==== Record extracts

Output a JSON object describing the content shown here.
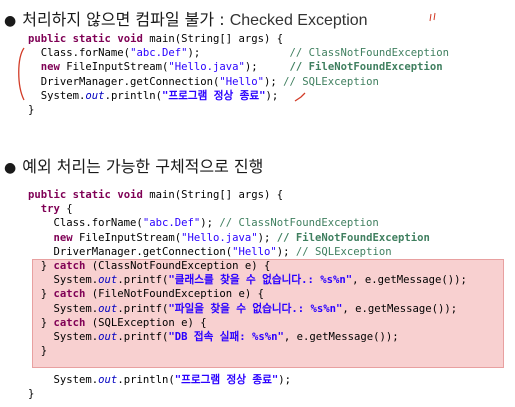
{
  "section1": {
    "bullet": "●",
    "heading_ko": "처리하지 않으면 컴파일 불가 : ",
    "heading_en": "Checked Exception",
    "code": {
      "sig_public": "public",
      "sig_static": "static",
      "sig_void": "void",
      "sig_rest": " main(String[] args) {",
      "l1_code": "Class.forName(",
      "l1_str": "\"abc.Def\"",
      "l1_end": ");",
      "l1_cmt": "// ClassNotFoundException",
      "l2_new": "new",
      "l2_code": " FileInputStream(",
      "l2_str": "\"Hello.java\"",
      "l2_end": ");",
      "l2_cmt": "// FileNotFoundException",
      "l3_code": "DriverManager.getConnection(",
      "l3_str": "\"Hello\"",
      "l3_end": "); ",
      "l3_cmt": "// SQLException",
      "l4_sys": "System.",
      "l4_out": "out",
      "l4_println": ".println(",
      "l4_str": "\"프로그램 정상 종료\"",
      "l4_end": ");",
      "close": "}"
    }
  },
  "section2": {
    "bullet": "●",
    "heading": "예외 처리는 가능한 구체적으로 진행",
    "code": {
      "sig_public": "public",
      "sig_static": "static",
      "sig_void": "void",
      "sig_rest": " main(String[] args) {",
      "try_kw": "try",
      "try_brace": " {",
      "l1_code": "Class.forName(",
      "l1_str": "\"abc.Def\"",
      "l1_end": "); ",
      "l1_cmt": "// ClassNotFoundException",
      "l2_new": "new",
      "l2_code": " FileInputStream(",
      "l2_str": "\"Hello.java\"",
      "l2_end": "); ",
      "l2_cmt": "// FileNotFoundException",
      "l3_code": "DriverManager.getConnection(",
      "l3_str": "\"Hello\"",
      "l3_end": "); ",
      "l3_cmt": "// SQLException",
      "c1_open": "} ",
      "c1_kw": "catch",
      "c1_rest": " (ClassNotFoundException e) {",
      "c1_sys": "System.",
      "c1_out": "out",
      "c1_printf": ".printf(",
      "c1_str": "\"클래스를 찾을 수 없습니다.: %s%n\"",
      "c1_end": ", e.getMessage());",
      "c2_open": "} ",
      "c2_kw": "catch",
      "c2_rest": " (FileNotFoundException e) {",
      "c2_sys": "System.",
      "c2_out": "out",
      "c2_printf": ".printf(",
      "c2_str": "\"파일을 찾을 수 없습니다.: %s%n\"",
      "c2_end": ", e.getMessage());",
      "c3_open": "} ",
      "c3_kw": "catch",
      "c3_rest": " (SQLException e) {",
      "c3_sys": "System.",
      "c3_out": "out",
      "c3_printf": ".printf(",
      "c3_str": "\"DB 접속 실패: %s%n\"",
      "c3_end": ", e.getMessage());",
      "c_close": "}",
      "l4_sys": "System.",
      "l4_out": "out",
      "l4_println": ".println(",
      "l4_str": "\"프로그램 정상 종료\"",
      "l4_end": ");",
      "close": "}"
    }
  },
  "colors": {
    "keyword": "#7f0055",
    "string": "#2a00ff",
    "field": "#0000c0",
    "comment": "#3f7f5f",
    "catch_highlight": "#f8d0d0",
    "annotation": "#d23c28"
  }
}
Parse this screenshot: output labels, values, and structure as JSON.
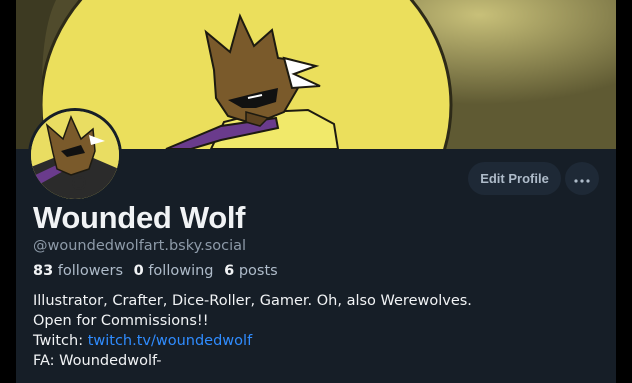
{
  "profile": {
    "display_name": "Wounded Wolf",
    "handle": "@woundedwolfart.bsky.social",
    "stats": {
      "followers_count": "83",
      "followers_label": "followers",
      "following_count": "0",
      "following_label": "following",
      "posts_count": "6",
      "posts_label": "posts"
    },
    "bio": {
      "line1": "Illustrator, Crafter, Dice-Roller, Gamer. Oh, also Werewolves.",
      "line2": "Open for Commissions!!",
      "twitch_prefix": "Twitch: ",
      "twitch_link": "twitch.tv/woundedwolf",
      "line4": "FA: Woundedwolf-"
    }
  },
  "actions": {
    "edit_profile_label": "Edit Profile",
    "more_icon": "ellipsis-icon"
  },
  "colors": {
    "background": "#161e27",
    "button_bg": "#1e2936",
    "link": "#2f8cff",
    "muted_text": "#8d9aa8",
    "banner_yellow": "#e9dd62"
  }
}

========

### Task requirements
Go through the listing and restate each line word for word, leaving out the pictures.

### Solution to the exercise
Output a JSON object describing the content shown here.
{
  "section1": {
    "bullet": "●",
    "heading_ko": "처리하지 않으면 컴파일 불가 : ",
    "heading_en": "Checked Exception",
    "code": {
      "sig_public": "public",
      "sig_static": "static",
      "sig_void": "void",
      "sig_rest": " main(String[] args) {",
      "l1_code": "Class.forName(",
      "l1_str": "\"abc.Def\"",
      "l1_end": ");",
      "l1_cmt": "// ClassNotFoundException",
      "l2_new": "new",
      "l2_code": " FileInputStream(",
      "l2_str": "\"Hello.java\"",
      "l2_end": ");",
      "l2_cmt": "// FileNotFoundException",
      "l3_code": "DriverManager.getConnection(",
      "l3_str": "\"Hello\"",
      "l3_end": "); ",
      "l3_cmt": "// SQLException",
      "l4_sys": "System.",
      "l4_out": "out",
      "l4_println": ".println(",
      "l4_str": "\"프로그램 정상 종료\"",
      "l4_end": ");",
      "close": "}"
    }
  },
  "section2": {
    "bullet": "●",
    "heading": "예외 처리는 가능한 구체적으로 진행",
    "code": {
      "sig_public": "public",
      "sig_static": "static",
      "sig_void": "void",
      "sig_rest": " main(String[] args) {",
      "try_kw": "try",
      "try_brace": " {",
      "l1_code": "Class.forName(",
      "l1_str": "\"abc.Def\"",
      "l1_end": "); ",
      "l1_cmt": "// ClassNotFoundException",
      "l2_new": "new",
      "l2_code": " FileInputStream(",
      "l2_str": "\"Hello.java\"",
      "l2_end": "); ",
      "l2_cmt": "// FileNotFoundException",
      "l3_code": "DriverManager.getConnection(",
      "l3_str": "\"Hello\"",
      "l3_end": "); ",
      "l3_cmt": "// SQLException",
      "c1_open": "} ",
      "c1_kw": "catch",
      "c1_rest": " (ClassNotFoundException e) {",
      "c1_sys": "System.",
      "c1_out": "out",
      "c1_printf": ".printf(",
      "c1_str": "\"클래스를 찾을 수 없습니다.: %s%n\"",
      "c1_end": ", e.getMessage());",
      "c2_open": "} ",
      "c2_kw": "catch",
      "c2_rest": " (FileNotFoundException e) {",
      "c2_sys": "System.",
      "c2_out": "out",
      "c2_printf": ".printf(",
      "c2_str": "\"파일을 찾을 수 없습니다.: %s%n\"",
      "c2_end": ", e.getMessage());",
      "c3_open": "} ",
      "c3_kw": "catch",
      "c3_rest": " (SQLException e) {",
      "c3_sys": "System.",
      "c3_out": "out",
      "c3_printf": ".printf(",
      "c3_str": "\"DB 접속 실패: %s%n\"",
      "c3_end": ", e.getMessage());",
      "c_close": "}",
      "l4_sys": "System.",
      "l4_out": "out",
      "l4_println": ".println(",
      "l4_str": "\"프로그램 정상 종료\"",
      "l4_end": ");",
      "close": "}"
    }
  },
  "colors": {
    "keyword": "#7f0055",
    "string": "#2a00ff",
    "field": "#0000c0",
    "comment": "#3f7f5f",
    "catch_highlight": "#f8d0d0",
    "annotation": "#d23c28"
  }
}
Parse this screenshot: output labels, values, and structure as JSON.
{
  "profile": {
    "display_name": "Wounded Wolf",
    "handle": "@woundedwolfart.bsky.social",
    "stats": {
      "followers_count": "83",
      "followers_label": "followers",
      "following_count": "0",
      "following_label": "following",
      "posts_count": "6",
      "posts_label": "posts"
    },
    "bio": {
      "line1": "Illustrator, Crafter, Dice-Roller, Gamer. Oh, also Werewolves.",
      "line2": "Open for Commissions!!",
      "twitch_prefix": "Twitch: ",
      "twitch_link": "twitch.tv/woundedwolf",
      "line4": "FA: Woundedwolf-"
    }
  },
  "actions": {
    "edit_profile_label": "Edit Profile",
    "more_icon": "ellipsis-icon"
  },
  "colors": {
    "background": "#161e27",
    "button_bg": "#1e2936",
    "link": "#2f8cff",
    "muted_text": "#8d9aa8",
    "banner_yellow": "#e9dd62"
  }
}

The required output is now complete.